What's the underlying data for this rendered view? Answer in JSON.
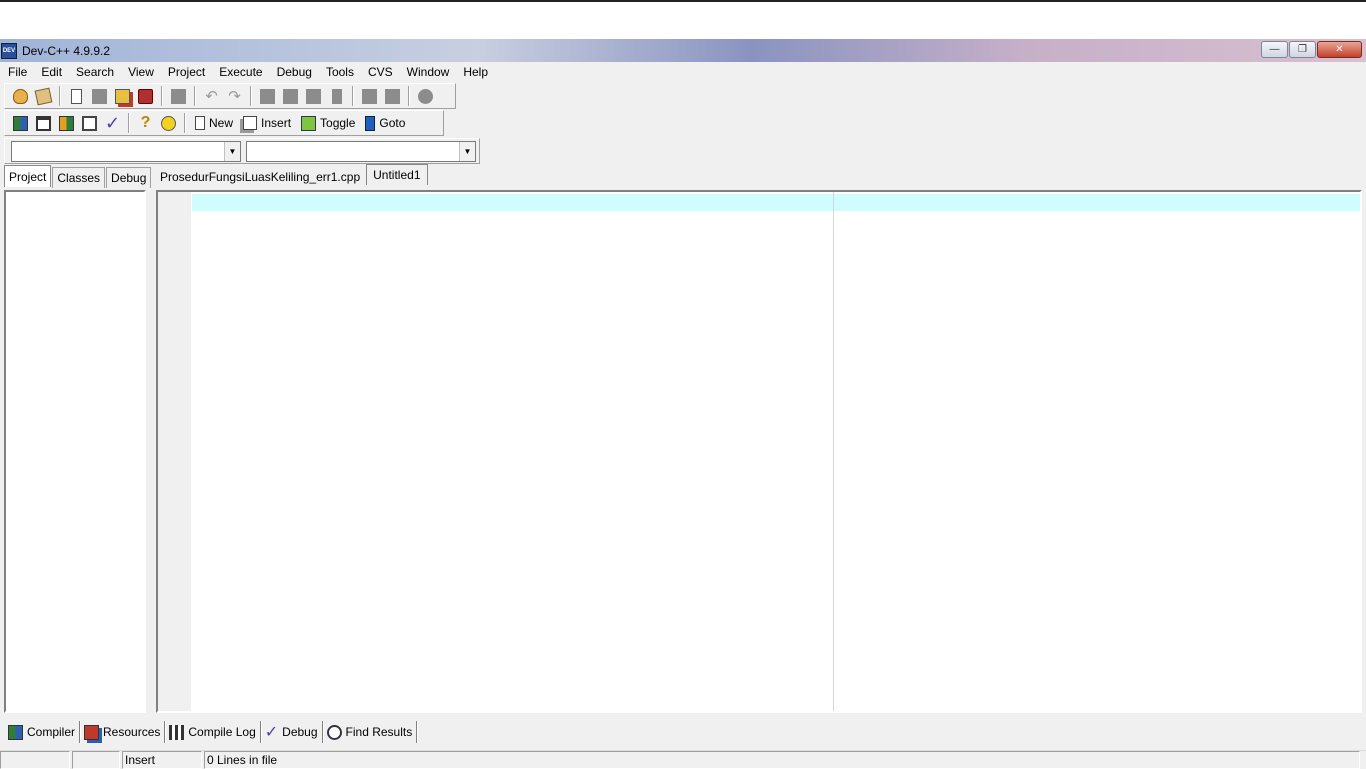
{
  "window": {
    "title": "Dev-C++ 4.9.9.2",
    "app_icon_text": "DEV"
  },
  "menu": [
    "File",
    "Edit",
    "Search",
    "View",
    "Project",
    "Execute",
    "Debug",
    "Tools",
    "CVS",
    "Window",
    "Help"
  ],
  "toolbar2": {
    "new_label": "New",
    "insert_label": "Insert",
    "toggle_label": "Toggle",
    "goto_label": "Goto"
  },
  "left_tabs": [
    "Project",
    "Classes",
    "Debug"
  ],
  "file_tabs": [
    "ProsedurFungsiLuasKeliling_err1.cpp",
    "Untitled1"
  ],
  "bottom_tabs": [
    "Compiler",
    "Resources",
    "Compile Log",
    "Debug",
    "Find Results"
  ],
  "status": {
    "pane1": "",
    "pane2": "",
    "mode": "Insert",
    "lines": "0 Lines in file"
  },
  "colors": {
    "current_line": "#cffcfc",
    "editor_bg": "#ffffff",
    "gutter": "#f0f0f0"
  }
}
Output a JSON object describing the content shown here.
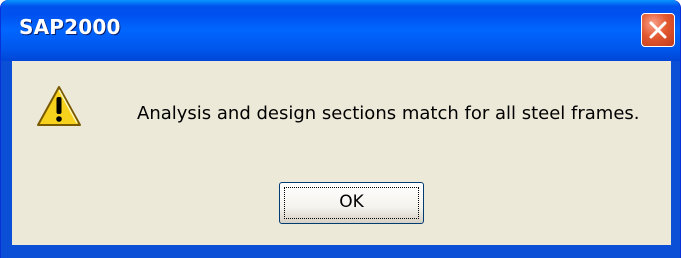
{
  "window": {
    "title": "SAP2000",
    "close_icon": "close-icon"
  },
  "dialog": {
    "icon": "warning-icon",
    "message": "Analysis and design sections match for all steel frames.",
    "ok_label": "OK"
  },
  "colors": {
    "titlebar": "#0055ea",
    "client_background": "#ece9d8",
    "close_button": "#e2582f",
    "warning_yellow": "#f7d21c"
  }
}
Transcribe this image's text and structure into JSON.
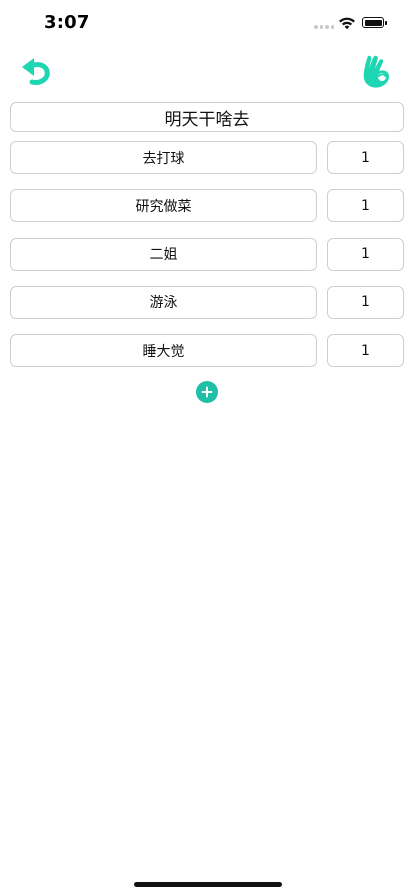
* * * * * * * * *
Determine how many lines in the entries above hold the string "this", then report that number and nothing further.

2